ENTRIES PROVIDED:
%%

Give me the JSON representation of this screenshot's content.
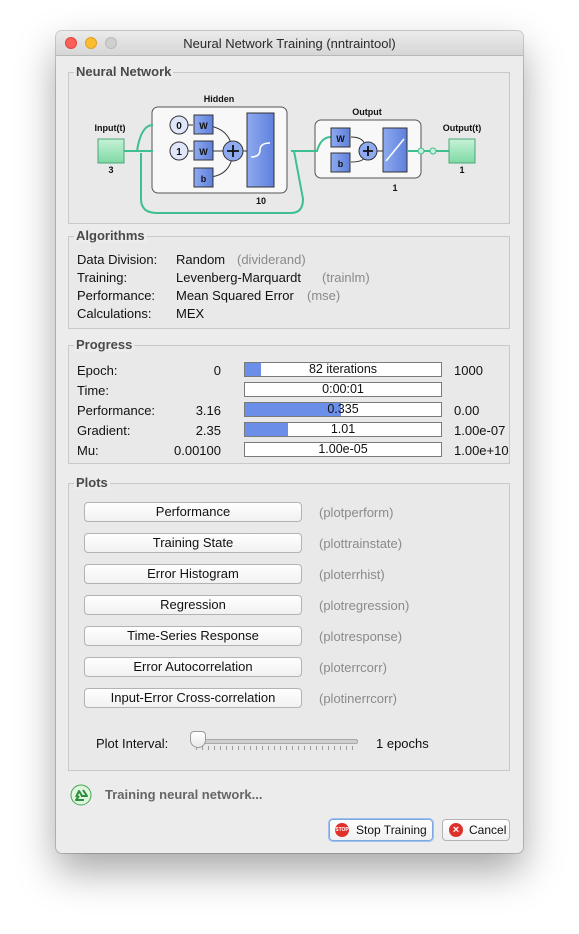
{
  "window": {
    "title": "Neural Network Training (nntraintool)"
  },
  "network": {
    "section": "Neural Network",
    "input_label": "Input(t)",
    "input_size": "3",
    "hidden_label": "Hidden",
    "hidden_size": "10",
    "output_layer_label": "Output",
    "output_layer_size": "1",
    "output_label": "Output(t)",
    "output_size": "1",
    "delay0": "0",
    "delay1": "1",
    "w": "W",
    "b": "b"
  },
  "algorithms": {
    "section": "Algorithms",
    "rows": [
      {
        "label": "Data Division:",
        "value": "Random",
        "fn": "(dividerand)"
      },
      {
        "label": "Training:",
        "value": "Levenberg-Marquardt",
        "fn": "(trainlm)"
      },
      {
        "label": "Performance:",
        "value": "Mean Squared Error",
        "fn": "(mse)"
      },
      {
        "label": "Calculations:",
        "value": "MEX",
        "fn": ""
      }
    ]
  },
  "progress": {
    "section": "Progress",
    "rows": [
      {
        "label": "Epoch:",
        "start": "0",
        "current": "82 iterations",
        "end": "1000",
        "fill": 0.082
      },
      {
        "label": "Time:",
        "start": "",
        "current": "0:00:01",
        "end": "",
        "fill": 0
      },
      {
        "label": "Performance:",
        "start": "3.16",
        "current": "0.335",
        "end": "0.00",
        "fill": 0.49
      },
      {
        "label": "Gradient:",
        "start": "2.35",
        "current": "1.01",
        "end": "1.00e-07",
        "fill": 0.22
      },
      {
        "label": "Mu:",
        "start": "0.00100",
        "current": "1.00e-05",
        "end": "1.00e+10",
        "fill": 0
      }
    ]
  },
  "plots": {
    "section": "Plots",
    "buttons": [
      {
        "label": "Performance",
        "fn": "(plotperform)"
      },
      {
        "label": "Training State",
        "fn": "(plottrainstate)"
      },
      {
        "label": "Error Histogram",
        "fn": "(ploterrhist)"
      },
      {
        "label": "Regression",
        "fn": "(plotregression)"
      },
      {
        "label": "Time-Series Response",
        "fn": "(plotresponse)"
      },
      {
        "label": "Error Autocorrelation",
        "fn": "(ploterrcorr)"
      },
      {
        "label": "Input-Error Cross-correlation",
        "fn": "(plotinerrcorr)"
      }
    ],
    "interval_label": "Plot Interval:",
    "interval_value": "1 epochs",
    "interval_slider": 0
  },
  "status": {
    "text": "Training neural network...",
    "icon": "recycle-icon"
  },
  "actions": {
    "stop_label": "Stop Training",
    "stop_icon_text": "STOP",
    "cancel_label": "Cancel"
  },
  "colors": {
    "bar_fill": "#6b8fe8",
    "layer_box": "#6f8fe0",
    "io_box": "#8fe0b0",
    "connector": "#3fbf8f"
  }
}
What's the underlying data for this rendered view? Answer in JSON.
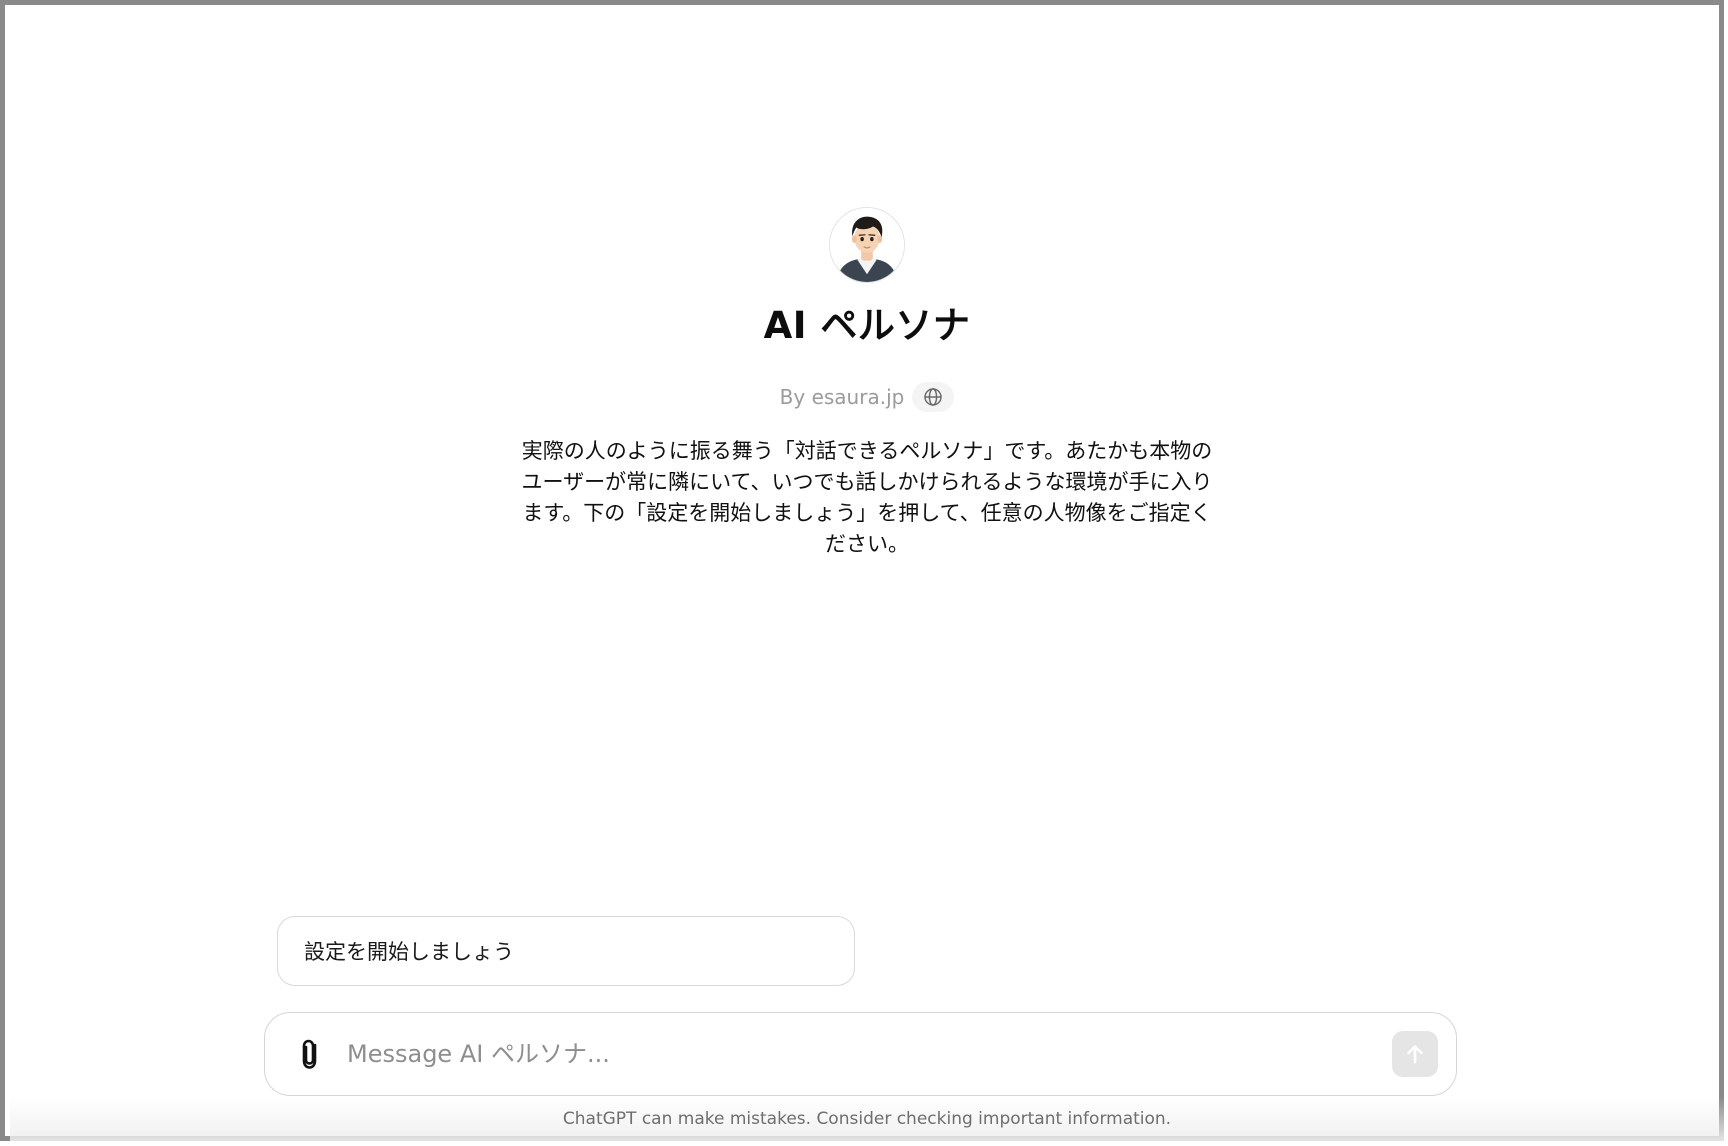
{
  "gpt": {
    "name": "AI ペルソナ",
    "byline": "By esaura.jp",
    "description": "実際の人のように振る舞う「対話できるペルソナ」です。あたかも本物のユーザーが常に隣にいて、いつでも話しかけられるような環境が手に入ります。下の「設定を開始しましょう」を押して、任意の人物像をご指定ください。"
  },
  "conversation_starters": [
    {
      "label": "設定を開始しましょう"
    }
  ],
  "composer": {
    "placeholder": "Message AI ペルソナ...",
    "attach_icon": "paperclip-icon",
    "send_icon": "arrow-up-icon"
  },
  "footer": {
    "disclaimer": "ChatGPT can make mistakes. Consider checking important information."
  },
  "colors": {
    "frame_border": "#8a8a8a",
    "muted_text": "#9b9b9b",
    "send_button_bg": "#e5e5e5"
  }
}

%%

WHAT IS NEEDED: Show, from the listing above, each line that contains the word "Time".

WRITTEN SOLUTION:
        "label": "Time:",
        "label": "Time-Series Response",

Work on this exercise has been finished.